Since 1980, however, Demme has had a peculiar time of it. He was a good choice to direct Swing Shift, an originally ambitious Goldie Hawn movie, but he clashed with the star and finally lost control of the movie. Then he made the Talking Heads’ scorching concert film, Stop Making Sense, and turned it into the best music film in recent memory. Still, it was an oddball project, and one wondered when Demme would get back to his bread and butter.
He’s cooking again, and Something Wild is his latest concoction. In it, Demme takes an absolutely familiar story and makes something fresh and funky out of it.
The script, by first-timer E. Max Frye, uses the classic situation of the straight-laced guy changed for the better by a wild encounter with a kooky girl. This situation has been a fruitful one in films since the first time Katharine Hepburn dazzled Cary Grant in Bringing Up Baby; this variant is decidedly modern, with some new rules, and also some unprecedented seriousness.
This one begins with an up-and-coming tax consultant (Jeff Daniels) casually walking out of a small New York deli without paying his check. He’s been spotted by a young woman (Melanie Griffith) who’s made up to look like silent star Louise Brooks—in fact, she calls herself Lulu, the Brooks character who lured men to their deaths in Pandora’s Box.
Lulu identifies the man, Charles, as a “closet rebel,” a basically good guy who has almost been lost to yuppiedom. She takes him on a nutty ride through a memorably lost weekend that brings out his free-spirit streak.
The first hour of this ride is a wonderfully funny trip, from a motel in New Jersey to Lulu’s mother’s house in Pennsylvania, where she introduces Charles as her new husband. He goes along with it all, because the mysterious Lulu (not her real name, naturally) is so utterly bewitching, and because he’s feeling the thrill of irresponsibility.
Nobody captures this sort of thing better than Demme: the romance of the road, the crazy tourist shops, the fabulous décor of motel rooms.
Then, when the couple drop in at her high-school reunion, they meet a strange, violent man (Ray Liotta, a former soap-opera actor in a striking film debut) from her past. The film veers into some surprisingly serious business, as this dark figure seems intent on reclaiming his old flame.
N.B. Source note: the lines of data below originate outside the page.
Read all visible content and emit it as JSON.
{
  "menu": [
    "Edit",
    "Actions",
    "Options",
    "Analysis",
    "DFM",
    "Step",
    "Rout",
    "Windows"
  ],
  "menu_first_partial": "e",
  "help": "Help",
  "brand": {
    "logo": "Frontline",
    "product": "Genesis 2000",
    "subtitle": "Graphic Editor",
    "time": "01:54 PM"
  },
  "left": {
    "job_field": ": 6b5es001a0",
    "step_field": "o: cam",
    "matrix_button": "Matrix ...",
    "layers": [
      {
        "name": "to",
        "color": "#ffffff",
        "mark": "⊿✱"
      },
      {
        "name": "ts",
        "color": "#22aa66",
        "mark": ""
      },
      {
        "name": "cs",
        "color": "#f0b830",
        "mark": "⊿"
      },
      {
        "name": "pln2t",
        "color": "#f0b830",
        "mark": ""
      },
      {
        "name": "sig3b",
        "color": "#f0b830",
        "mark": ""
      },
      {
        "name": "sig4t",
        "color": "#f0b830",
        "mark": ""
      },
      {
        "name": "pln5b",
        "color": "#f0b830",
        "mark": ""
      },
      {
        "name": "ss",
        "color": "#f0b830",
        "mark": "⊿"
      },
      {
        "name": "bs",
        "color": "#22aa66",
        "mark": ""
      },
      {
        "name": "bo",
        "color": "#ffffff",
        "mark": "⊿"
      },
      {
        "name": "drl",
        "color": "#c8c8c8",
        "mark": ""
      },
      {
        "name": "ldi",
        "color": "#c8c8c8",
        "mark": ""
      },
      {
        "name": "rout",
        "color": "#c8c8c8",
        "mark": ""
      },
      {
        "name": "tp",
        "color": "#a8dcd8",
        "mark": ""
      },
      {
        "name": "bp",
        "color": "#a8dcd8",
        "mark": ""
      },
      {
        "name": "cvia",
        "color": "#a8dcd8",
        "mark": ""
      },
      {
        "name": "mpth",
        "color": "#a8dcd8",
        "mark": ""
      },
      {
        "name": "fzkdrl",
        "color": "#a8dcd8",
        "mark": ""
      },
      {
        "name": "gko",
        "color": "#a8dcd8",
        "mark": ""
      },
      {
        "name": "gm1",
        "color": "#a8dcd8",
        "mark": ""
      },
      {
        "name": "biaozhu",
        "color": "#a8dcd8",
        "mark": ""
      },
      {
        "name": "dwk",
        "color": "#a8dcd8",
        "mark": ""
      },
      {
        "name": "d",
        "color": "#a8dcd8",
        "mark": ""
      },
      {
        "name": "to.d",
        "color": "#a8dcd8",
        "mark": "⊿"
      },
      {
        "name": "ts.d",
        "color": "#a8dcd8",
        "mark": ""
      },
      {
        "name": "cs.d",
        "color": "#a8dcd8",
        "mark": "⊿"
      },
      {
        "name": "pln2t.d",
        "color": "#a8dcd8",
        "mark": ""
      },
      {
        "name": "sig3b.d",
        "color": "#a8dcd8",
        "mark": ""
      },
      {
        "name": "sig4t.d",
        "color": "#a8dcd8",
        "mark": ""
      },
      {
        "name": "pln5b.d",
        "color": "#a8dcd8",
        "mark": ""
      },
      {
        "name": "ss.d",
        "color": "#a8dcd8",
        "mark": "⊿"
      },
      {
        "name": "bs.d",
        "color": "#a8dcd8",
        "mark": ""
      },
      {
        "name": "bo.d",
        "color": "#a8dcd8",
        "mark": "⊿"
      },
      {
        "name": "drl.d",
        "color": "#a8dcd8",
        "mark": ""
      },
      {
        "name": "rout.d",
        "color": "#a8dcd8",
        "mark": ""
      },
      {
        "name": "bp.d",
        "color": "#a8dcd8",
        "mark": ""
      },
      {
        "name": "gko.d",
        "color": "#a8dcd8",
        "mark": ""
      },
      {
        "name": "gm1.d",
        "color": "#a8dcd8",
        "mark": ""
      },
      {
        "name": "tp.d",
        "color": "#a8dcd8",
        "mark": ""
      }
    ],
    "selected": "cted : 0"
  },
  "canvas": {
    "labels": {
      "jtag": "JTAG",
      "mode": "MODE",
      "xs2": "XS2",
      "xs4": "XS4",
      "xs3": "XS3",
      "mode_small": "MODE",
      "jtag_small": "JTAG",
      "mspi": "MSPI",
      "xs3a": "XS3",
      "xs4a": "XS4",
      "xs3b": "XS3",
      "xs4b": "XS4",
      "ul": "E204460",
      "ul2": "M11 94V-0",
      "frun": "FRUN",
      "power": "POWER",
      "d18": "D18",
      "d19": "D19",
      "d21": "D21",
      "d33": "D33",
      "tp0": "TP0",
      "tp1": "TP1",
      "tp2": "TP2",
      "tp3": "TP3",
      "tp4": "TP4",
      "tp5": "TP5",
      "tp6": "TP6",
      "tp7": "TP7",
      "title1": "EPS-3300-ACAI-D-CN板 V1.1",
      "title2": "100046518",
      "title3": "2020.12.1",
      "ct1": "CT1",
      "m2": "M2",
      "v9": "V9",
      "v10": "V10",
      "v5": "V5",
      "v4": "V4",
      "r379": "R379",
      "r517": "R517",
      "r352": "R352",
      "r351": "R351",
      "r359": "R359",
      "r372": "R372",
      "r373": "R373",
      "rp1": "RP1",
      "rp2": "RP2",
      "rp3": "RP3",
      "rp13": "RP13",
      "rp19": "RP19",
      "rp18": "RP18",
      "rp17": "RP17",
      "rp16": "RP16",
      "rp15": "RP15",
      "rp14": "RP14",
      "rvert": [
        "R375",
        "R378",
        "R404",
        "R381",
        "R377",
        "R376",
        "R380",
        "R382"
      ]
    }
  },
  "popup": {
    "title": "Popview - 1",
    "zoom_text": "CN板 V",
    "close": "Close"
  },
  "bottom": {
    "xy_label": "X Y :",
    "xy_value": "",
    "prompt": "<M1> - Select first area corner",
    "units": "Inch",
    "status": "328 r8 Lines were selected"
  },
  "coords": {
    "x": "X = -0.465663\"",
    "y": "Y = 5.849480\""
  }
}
Some of this is jarring, and it’s certainly startling; but Demme does as well as anyone could with making some of the unevenness fit.
One of the delightful things about the film, and there are many, is the sight of two good actors really breaking through. Griffith, the daughter of Tippi Hedren, has been stalled in sexy nymphet roles (Body Double), but this opens up something new for her. She’ll never quite manage normal roles, I guess, but she certainly fills out her niche here.
Daniels is terrific; he’s the dubious fellow from Terms of Endearment and The Purple Rose of Cairo. Never have his comically flat voice and improbably straight jaw been used to better effect. His absurd habit of referring to waitresses and garage mechanics by the names on their nametags becomes a goofy, friendly, silly catalog of his outlook on life. It’s a lot like the film’s outlook, which is why Something Wild is so much fun to be around.
First published in the Herald, November 1986
I like the movie. Did Melanie Griffith go normal? I suppose so. But here, she filled her niche, so there.